We usually don’t use this space to praise a politician.
But we are making an exception today.
Kudos to freshman Congressman Dan Meuser for injecting himself into the ongoing debate surrounding the controversial stormwater fee that many across the Wyoming Valley feel is being unfairly foisted upon them.
In case you missed it, Meuser is calling for a suspension of the fee until the property owners who must pay it get more information.
Good for him.
Now, we know you cynics out there are going to say the businessman-turned-lawmaker is simply looking for a way to score some political points because it’s clear as day the new fee is about as popular as a bad rash.
But even if that may be true, Meuser deserves credit for several reasons.
First and foremost, his recent letter to state Department of Environmental Protection Secretary Patrick McDonnell calling for the fee to be suspended puts the congressman squarely at the forefront of this evolving issue.
Sure, other politicians have spoken up and expressed concerns, but Meuser has actually taken meaningful action and is being quite forceful in taking up a torch for the people he represents.
And there is some risk in doing this for a politician, because if he fails to get the fee suspended or some other remedy to sooth the public outcry, he could easily morph from public advocate to a potential target for public criticism.
Here’s some of what Meuser recently had to say about the fee:
“This is a serious and urgent matter for the constituents of my district, and I plan to continue to seek answers until these fees are explained and municipalities and the people understand how they can be reduced.”
Again, good for him.
He also pointed out how the extra bill could prove to be “unbearable for many taxpayers,” pointing to a specific example about one Dallas farm owner who is facing a $1,400 annual fee just for stormwater runoff.
We’re sure most folks would agree that just seems unfair.
But it’s also unfair to bash the Wyoming Valley Sanitary Authority, which rolled out the fee and is now seemingly doing what it can to react to the public’s concerns.
It’s not our intention to call for suspending the fee or perhaps abolishing it altogether and instead meeting a federal mandate to clean up the Chesapeake Bay via some alternative.
However, we have to point out a few facts.
The Wyoming Valley is about as middle class as it gets.
Not many rich folks around here, just people working hard trying to earn a living, raise their kids and eke out some enjoyment from life.
Yeah, a pristine Chesapeake Bay is a noble goal and something we all should eventually work toward.
However, is it practical to saddle many people living paycheck to paycheck with this significant expense at a time when other areas that should be doing their part don’t seem to be doing much? (And that’s to mention nothing of the tens of millions of gallons of wastewater discharged in Binghamton, N.Y., directly into the same river that we are trying to protect to help the same bay hundreds of miles downstream.)
One good thing emerging from the fee fight is that it has showed Meuser has guts. State Rep. Karen Boback is doing her part, too.

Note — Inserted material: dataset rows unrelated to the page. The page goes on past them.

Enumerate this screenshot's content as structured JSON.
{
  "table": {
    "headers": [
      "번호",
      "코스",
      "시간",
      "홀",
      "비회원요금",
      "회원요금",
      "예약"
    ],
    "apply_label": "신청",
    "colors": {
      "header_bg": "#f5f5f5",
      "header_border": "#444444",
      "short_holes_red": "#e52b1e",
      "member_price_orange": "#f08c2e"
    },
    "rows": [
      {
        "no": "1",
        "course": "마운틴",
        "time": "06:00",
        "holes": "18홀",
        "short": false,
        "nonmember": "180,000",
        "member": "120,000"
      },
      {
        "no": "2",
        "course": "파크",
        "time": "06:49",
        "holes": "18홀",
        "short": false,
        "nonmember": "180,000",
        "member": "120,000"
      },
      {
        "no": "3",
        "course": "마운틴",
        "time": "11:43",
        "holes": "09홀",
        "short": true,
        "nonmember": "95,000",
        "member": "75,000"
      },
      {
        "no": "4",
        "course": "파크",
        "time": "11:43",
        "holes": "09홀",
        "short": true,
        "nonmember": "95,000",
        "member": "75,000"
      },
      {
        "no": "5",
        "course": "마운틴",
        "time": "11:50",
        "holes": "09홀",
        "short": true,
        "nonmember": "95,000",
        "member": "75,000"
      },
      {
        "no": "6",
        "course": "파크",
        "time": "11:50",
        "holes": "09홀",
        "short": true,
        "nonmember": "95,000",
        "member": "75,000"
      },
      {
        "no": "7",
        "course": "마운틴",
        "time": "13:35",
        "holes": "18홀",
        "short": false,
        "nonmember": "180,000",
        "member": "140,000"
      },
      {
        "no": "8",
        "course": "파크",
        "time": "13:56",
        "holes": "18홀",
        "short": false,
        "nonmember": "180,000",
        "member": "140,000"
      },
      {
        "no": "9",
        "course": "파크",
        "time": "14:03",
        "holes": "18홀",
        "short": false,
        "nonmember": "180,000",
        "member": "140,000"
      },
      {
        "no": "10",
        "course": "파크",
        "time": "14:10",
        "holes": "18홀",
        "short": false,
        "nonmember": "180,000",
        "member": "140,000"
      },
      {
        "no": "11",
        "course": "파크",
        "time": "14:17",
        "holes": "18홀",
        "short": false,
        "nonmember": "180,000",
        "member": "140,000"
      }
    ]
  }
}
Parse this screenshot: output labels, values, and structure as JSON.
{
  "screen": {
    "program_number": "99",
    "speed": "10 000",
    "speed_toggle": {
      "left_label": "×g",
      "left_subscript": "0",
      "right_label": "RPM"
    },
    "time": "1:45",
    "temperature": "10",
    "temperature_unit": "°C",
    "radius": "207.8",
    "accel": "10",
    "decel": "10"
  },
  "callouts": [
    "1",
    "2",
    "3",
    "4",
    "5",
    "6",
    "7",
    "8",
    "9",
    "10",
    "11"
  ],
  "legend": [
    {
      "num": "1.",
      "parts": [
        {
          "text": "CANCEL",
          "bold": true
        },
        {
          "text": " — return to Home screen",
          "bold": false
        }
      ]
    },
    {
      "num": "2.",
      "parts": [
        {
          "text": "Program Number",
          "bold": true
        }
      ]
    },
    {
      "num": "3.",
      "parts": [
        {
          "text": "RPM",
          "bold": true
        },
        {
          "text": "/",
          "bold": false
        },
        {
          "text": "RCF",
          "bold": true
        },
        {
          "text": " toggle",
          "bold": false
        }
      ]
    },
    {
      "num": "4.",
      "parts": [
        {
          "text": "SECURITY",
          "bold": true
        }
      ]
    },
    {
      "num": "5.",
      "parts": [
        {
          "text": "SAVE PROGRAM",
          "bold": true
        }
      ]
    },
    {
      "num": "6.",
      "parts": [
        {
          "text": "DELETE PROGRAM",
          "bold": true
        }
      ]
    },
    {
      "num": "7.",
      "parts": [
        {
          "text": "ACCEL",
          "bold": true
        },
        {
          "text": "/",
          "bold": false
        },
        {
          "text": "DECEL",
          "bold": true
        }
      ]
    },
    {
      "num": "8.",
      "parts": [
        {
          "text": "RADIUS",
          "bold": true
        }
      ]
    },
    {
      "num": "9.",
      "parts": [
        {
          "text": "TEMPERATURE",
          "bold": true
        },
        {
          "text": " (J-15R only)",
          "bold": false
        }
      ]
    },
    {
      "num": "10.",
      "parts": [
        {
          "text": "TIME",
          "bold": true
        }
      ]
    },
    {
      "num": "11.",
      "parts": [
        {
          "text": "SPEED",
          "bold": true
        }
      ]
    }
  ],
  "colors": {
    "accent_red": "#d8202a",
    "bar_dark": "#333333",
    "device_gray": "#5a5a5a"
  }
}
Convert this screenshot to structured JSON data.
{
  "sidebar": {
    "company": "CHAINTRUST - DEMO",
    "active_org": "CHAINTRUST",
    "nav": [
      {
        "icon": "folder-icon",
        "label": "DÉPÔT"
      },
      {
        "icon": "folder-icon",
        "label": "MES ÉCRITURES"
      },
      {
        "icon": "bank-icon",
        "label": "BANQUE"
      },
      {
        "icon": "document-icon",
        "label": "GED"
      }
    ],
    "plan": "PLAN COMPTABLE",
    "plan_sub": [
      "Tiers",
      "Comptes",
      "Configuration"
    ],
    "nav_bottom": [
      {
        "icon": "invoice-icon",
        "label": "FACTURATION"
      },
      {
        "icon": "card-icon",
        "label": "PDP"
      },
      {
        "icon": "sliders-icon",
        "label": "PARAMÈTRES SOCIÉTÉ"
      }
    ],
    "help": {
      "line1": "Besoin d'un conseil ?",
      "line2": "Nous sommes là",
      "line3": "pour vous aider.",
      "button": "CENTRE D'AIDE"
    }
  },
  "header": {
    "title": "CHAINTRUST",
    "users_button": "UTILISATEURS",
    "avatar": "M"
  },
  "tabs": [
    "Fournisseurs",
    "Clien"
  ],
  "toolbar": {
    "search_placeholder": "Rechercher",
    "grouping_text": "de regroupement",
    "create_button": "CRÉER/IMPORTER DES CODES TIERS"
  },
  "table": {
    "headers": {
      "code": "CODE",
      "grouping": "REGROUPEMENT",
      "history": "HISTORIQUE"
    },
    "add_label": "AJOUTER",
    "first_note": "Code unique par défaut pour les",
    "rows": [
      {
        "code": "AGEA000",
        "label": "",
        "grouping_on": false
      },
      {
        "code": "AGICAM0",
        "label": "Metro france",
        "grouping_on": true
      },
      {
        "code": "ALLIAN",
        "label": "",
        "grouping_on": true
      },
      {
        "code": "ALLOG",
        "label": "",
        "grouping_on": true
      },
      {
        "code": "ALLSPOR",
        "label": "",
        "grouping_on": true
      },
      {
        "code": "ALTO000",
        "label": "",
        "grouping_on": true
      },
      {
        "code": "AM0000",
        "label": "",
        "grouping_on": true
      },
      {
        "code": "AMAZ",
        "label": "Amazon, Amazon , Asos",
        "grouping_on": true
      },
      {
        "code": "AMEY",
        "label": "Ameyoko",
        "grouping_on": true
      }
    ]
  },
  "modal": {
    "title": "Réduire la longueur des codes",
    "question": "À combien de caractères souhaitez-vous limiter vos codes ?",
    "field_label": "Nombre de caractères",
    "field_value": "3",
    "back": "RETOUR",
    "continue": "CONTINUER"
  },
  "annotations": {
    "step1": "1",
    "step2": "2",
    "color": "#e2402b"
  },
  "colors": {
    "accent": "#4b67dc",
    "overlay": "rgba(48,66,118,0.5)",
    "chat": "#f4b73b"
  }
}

We would encourage more of our local leaders, especially our well-compensated representatives in the bloated state House, to follow their examples and start making more of a stink.
It might be the only way we get the answers we deserve.
— Times Leader